Updated January 20, 2023 - 8:50 am
The Southern Nevada Water Authority on Thursday approved more than $70 million for water projects throughout the valley, with about half going toward pipelines that city officials expect to bolster economic development at Apex Industrial Park in North Las Vegas.
The water authority’s board of directors voted unanimously in favor of roughly $37 million in funding for the Garnet Valley Water Transition System project, a series of pipelines that will bring water to the industrial park located roughly 20 miles northeast of the Strip, and send wastewater from the site back to the valley that can be treated and recycled back into Lake Mead.
North Las Vegas Councilman and authority board member Scott Black called it a “momentous day” for North Las Vegas and the future of economic diversification in Southern Nevada.
“The park has been on the map, if you will, for many decades, but it’s lacked the infrastructure to support any development,” Black said in an interview Thursday.
But that started to change in 2018, when North Las Vegas officials signed off on a plan with a private developer to build water pipelines to the park in hopes of luring more businesses to the site. And in the past few years, the city has seen a surge of activity as more and more companies have moved into Apex.

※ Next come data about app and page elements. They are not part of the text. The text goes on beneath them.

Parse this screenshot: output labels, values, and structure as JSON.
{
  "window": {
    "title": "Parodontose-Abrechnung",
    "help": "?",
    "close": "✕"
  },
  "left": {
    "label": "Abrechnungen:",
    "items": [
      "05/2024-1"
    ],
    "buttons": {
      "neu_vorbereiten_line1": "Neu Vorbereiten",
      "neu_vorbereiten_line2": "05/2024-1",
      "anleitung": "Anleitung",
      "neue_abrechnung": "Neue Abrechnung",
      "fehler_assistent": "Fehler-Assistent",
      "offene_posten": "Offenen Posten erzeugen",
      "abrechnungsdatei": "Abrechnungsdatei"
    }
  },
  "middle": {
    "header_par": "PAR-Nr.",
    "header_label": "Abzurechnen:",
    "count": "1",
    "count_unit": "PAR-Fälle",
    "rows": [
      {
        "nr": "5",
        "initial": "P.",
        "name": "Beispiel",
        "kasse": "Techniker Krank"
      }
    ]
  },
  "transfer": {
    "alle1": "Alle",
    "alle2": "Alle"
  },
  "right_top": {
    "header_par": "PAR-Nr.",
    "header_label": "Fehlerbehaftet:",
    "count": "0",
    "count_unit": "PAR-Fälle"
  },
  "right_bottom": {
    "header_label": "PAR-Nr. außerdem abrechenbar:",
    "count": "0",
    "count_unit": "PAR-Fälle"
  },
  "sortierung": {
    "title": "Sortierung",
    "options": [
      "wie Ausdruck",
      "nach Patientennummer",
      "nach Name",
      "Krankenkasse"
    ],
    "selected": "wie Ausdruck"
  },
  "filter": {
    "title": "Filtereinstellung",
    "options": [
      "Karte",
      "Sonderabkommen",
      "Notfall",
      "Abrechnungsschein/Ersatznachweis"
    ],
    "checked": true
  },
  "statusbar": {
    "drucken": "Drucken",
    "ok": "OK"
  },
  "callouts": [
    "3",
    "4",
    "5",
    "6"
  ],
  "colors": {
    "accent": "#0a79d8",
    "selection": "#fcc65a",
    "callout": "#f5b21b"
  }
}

The new pipeline system approved by the water authority board Thursday will help keep that momentum going and enables the city to develop the entire Apex site, Black said.

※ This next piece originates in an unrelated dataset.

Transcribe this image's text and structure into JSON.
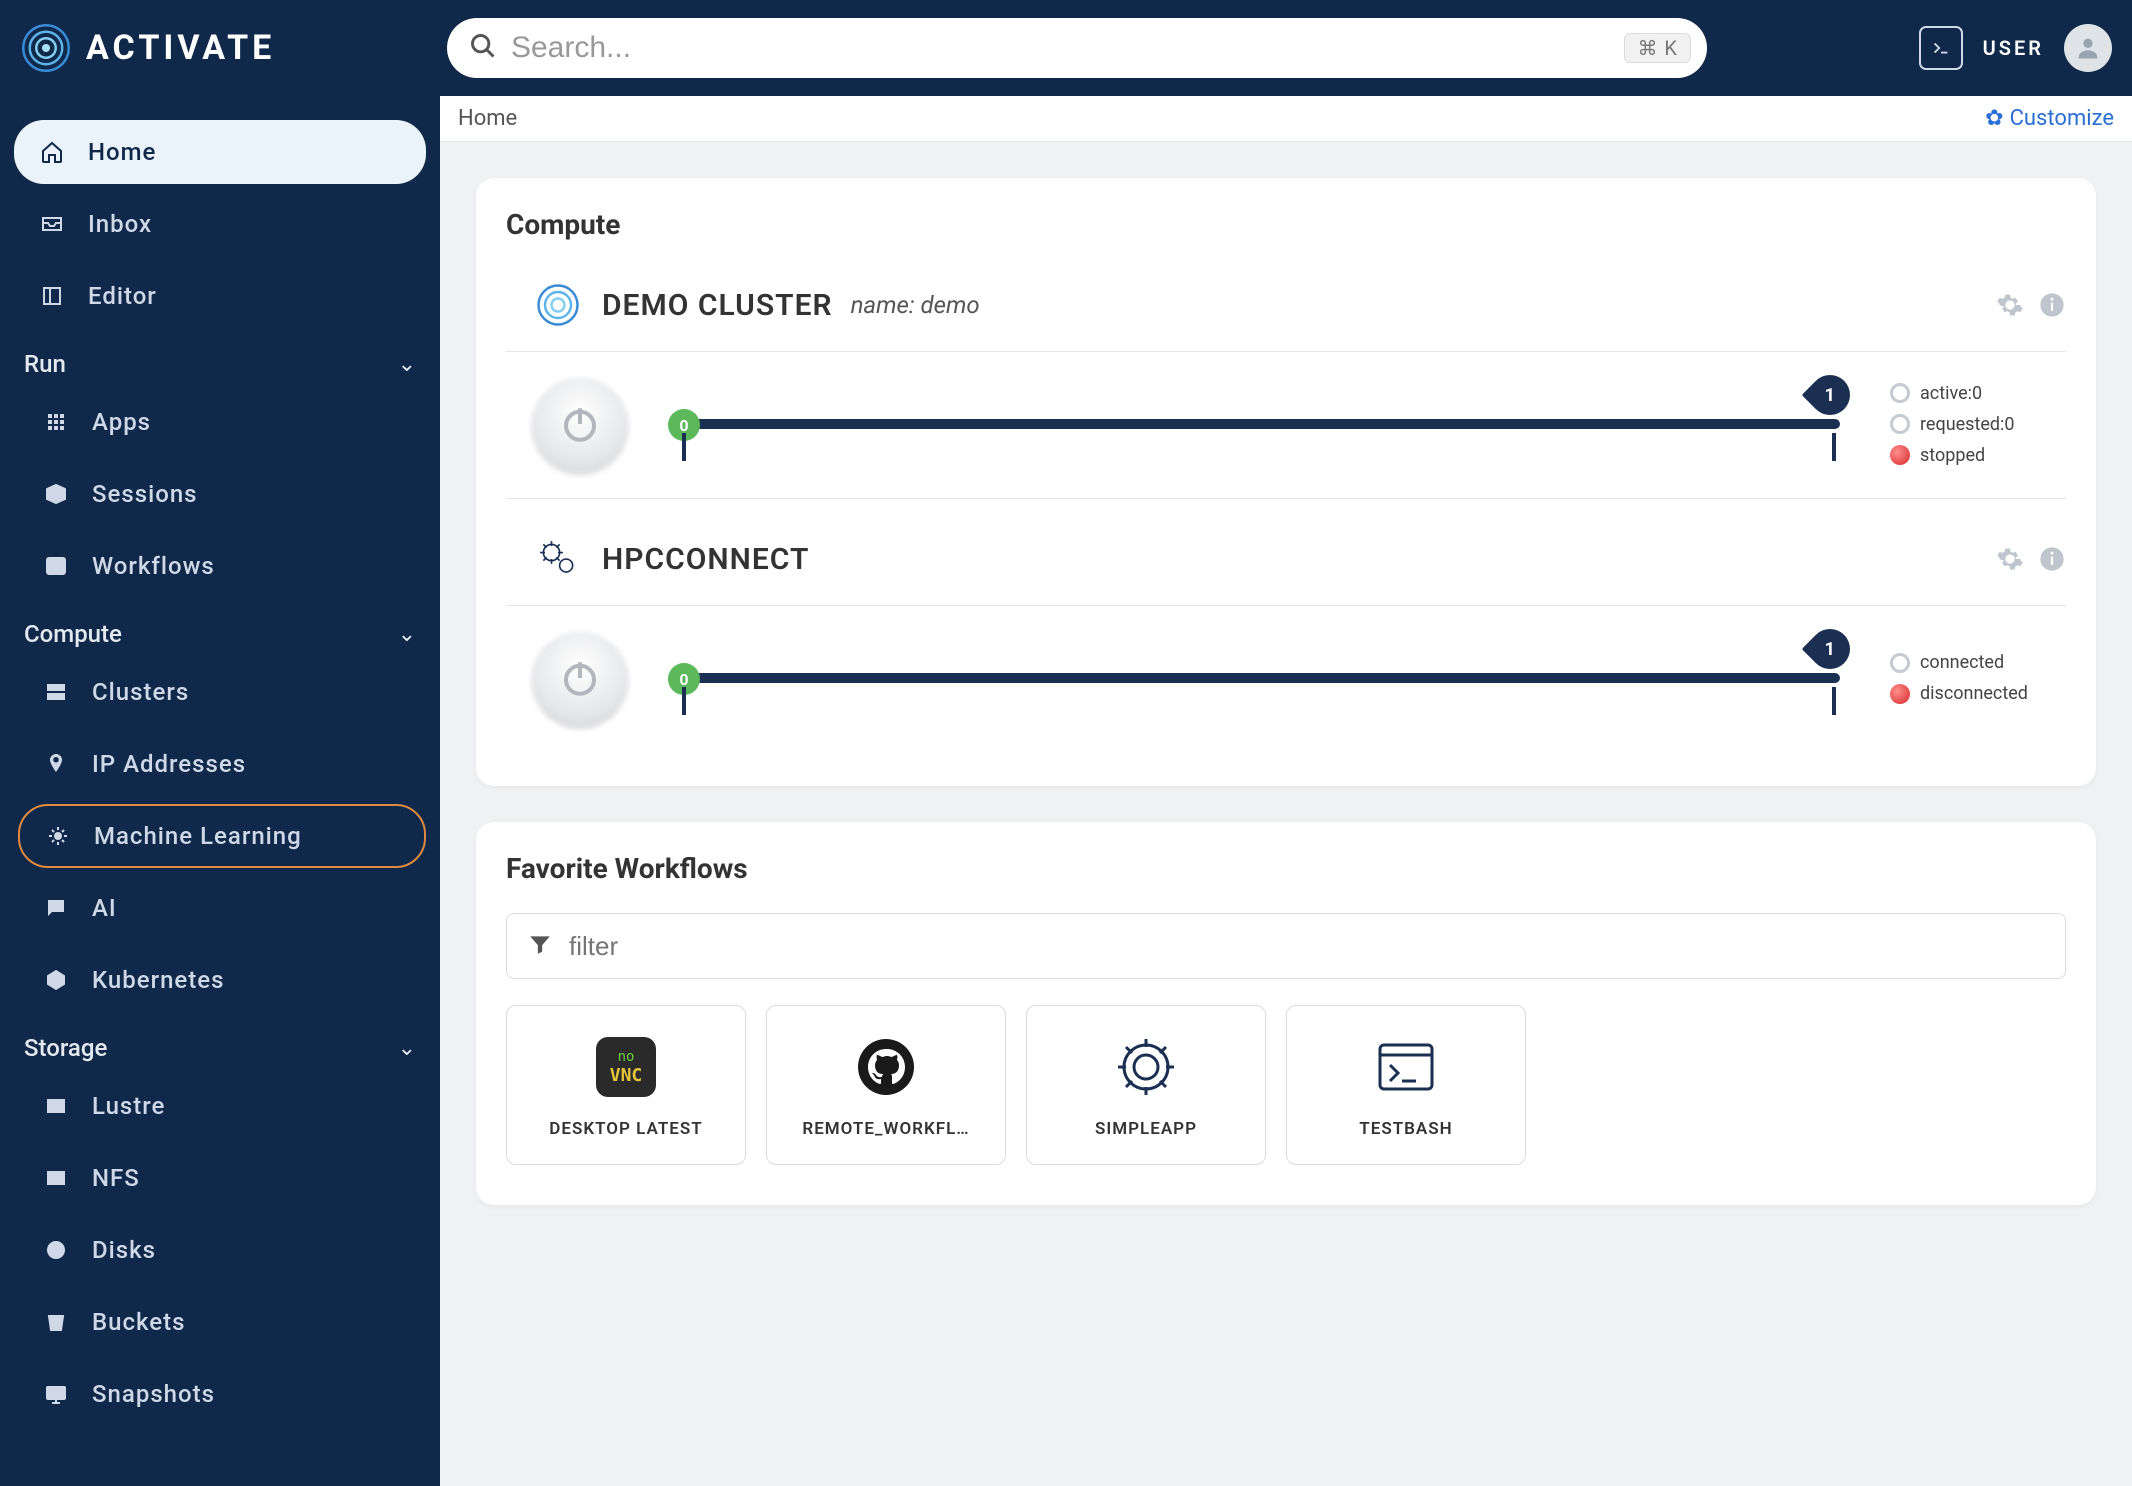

Black said the project, which will include 15 miles of pipeline, a 5 million gallon reservoir and a pumping station that can pump 20 million gallons per day, is expected to be completed within the next five to seven years.
Colby Pellegrino, the water authority’s deputy general manager of resources, said the authority expects almost all of the water sent out to Apex to be recycled back to Lake Mead because almost none of the water will be used outdoors or in other water-consuming processes such as evaporative cooling.
“There’s no residential zoning in Apex. There’s no parks. There’s no cemetery. So there will be no turf consumption of water in Apex,” Pellegrino said. “You should end up with businesses with fairly low water footprints going into the Apex area, and the majority of that water footprint should be non-consumptive.”
Other funding approved included $28 million for water pipeline and pumping station upgrades in the eastern Las Vegas Valley and an additional $7 million for improvements and building of weirs in Las Vegas Wash.